Background: Downey pierces IFA version of events

Ex-president claims he was not acting alone in agreeing controversial €2m exit package

Former IFA president Eddie Downey has been consistently blamed by his former employers. Photograph: Ciara Wilkinson

Former IFA president Eddie Downey has been consistently blamed by his former employers. Photograph: Ciara Wilkinson

 

Not for the first time of late, the Irish Farmers’ Association (IFA) is struggling to get its story straight. It has consistently blamed former president Eddie Downey for the controversial €2 million severance package agreed with former general secretary Pat Smith.

The arrangement, we were told from the outset, was brokered by Downey “on his own” without the consent of deputy president Tim O’Leary and treasurer Jer Bergin.

However, in a series of public interviews on Tuesday, Downey torpedoed this version of events, claiming he had been “thrown under the bus” at last week’s marathon meeting of the IFA’s executive council.

Speaking publicly for the first time since he stood down, Downey stated he had received advice from “more than one person” and had not acted on his own in reaching the deal.

As one insider put it: “If Eddie was thrown under the bus, who was driving it and who threw him?”

Leaky narrative

Neither Smith nor the IFA have declared their intentions, though Downey seemed to suggest a legal bust-up was inevitable.

Up to 10 county executives are happy to hold fire on the association’s beleaguered executive, or what’s left of it, until its former chief economist Con Lucey completes a review of pay and remuneration.

Review

Smith claims his basic salary package was actually less than his predecessor, Michael Berkery, now the chairman of FDB insurance. Berkery, who was IFA general secretary for 25 years up to 2009, has warned the group not to release details of his salary as they are covered by a confidentiality agreement.

Currently, at least seven county executives are calling on some or all of the remaining executive board to go, with several more counties due to meet in the coming days.

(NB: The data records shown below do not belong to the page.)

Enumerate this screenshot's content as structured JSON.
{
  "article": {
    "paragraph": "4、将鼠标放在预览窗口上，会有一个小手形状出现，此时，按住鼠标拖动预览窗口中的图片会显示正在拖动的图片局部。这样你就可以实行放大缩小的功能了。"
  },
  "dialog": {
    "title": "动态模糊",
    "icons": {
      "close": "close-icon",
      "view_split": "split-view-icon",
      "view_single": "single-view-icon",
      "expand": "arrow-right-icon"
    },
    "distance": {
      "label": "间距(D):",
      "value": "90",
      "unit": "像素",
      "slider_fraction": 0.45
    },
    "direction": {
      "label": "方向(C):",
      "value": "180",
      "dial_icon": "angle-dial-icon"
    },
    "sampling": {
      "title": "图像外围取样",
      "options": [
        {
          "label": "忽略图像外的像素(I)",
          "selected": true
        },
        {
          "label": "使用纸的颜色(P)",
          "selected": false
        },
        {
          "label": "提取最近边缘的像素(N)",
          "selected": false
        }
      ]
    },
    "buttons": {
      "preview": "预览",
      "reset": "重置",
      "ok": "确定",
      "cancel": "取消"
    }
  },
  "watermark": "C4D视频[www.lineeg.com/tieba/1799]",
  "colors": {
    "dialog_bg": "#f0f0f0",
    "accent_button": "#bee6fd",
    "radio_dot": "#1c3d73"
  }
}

Either way, the next executive council meeting on December 15th looks certain to be another watershed moment for the farmers’ lobby group.